Peace in the Middle East has eluded many Arab countries for centuries. It has evaded the Israelis for far longer than the state of Israel has existed, going back even to biblical times. A succession of U.S. presidents has tried and failed to solve the problem of peaceful coexistence between Jews and Muslims in that relatively small region between the Red Sea, the Dead Sea, and the Mediterranean. Will Donald Trump be the one to succeed? Prospects may not be good. If he does, though, he truly will be the master of the art of the deal.
Standing with besieged Israeli Prime Minister Benjamin Netanyahu in the East Room of the White House, Trump unveiled his plan on Jan. 28. “There is nothing tougher than this one,” he said. “We have an obligation to humanity to get it done.”
Carrots and Sticks for the Palestinians
For the Palestinians, there are a few sticks and several carrots. Renouncing terrorism and the practice of paying money to the families of “martyrs” is one of the conditions they must meet. The proposed “future Palestinian state” would be demilitarized, though the Palestinians will be able to maintain police forces. Additionally, the Palestinians would have to accept Israeli sovereignty over already constructed West Bank settlements, as well as over the Jordan Valley.
One of the hardest pills for the Palestinians to swallow, perhaps, will be the recognition of Israeli sovereignty over the disputed city of Jerusalem. The proposed capital of the Palestinian state, however, will be in East Jerusalem. The U.S. president even proposed an embassy.
As a result of land swaps, the area under Palestinian control will be virtually doubled, with a contiguous state on the West Bank and a tunnel connecting it to the Gaza Strip. The Palestinians also will have two additional regions to the south of Gaza, along the border with Egypt. At the request of Egypt, though, the Israelis will maintain security control of those areas to prevent cross-border terrorist attacks.
“You have charted a brilliant future for Israelis and Palestinians toward a lasting peace,” said Netanyahu, who described previous failed peace plans as lacking the “right balance between Israeli security and Palestinian aspirations.” The Israeli prime minister, who is facing corruption charges, will be up for re-election in early March, though both he and his opponent, Benny Gantz, have pledged to work toward implementation of Trump’s plan.

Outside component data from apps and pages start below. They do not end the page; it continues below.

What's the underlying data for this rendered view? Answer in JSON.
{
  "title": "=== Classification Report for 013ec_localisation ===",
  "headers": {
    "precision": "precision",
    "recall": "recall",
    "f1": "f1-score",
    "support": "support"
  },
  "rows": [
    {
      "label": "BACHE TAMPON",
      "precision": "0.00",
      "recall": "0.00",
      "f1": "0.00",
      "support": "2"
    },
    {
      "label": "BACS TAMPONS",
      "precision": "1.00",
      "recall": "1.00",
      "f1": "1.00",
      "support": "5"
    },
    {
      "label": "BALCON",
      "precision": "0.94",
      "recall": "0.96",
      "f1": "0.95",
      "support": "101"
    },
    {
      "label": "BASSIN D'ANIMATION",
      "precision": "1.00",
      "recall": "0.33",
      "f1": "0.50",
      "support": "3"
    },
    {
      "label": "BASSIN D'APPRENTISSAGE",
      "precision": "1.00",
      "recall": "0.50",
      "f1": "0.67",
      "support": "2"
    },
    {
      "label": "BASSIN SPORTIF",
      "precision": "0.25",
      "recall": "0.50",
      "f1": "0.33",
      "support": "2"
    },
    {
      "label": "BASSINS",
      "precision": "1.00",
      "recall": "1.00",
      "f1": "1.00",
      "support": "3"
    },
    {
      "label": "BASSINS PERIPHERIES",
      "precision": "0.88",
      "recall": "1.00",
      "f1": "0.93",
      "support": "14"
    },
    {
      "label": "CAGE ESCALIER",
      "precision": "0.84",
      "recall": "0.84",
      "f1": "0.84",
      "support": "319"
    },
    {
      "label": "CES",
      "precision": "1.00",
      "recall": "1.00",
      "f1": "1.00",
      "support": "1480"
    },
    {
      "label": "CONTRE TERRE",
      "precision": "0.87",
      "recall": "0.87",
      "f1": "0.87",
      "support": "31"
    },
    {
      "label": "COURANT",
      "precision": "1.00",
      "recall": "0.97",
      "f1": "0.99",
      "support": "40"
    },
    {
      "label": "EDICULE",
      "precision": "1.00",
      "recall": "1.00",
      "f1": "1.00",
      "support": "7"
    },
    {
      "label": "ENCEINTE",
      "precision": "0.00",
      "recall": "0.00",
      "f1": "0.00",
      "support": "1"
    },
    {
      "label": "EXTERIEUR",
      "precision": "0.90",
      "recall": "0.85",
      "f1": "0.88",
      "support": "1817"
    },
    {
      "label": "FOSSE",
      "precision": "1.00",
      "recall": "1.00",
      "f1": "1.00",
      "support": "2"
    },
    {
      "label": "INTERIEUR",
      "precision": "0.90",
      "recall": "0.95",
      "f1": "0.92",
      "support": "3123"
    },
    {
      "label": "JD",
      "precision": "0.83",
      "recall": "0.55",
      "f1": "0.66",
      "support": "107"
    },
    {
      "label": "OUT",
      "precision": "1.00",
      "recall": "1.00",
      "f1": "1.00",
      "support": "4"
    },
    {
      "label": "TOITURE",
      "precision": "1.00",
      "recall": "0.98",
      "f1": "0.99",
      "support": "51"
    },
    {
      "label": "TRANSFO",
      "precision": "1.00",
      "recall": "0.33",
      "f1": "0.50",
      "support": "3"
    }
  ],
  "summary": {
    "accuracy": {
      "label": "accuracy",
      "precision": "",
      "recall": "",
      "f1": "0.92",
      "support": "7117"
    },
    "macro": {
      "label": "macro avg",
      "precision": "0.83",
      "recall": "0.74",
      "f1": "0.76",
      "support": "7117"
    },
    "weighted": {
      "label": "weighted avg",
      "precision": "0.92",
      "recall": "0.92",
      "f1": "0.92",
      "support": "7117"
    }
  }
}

Historic Moves and Predictable Resistance
“Today, Israel has taken a giant step toward peace,” Trump said. Indeed, this is the first time an Israeli leader has accepted the proposed creation of a Palestinian state with recognized borders. The plan also calls for a four-year freeze on new settlement construction.
It is unclear how much real input the Palestinians had. Even before the announcement of the plan, Palestinian leaders described it as a “conspiracy” that was dead on arrival, according to a report from Al Jazeera. Following Trump’s unveiling of the proposal, Palestinian President Mahmoud Abbas issued a seemingly emphatic response: “We say a thousand no’s,” he proclaimed in a rambling speech.
Everyone has been here before, of course, though Trump’s plan is more specific than anything that preceded it. Despite the obligatory screams of defiance from Palestinian leaders – uttered only to inflame the loyalties of the Palestinian people – what real chance is there that U.S., Israeli, and Palestinian negotiators will sit down and hammer out the details? That may be determined within a matter of weeks or months since President Trump is likely looking to take a developing and historic Middle East peace proposal on the election campaign trail.
Read more from Graham J. Noble.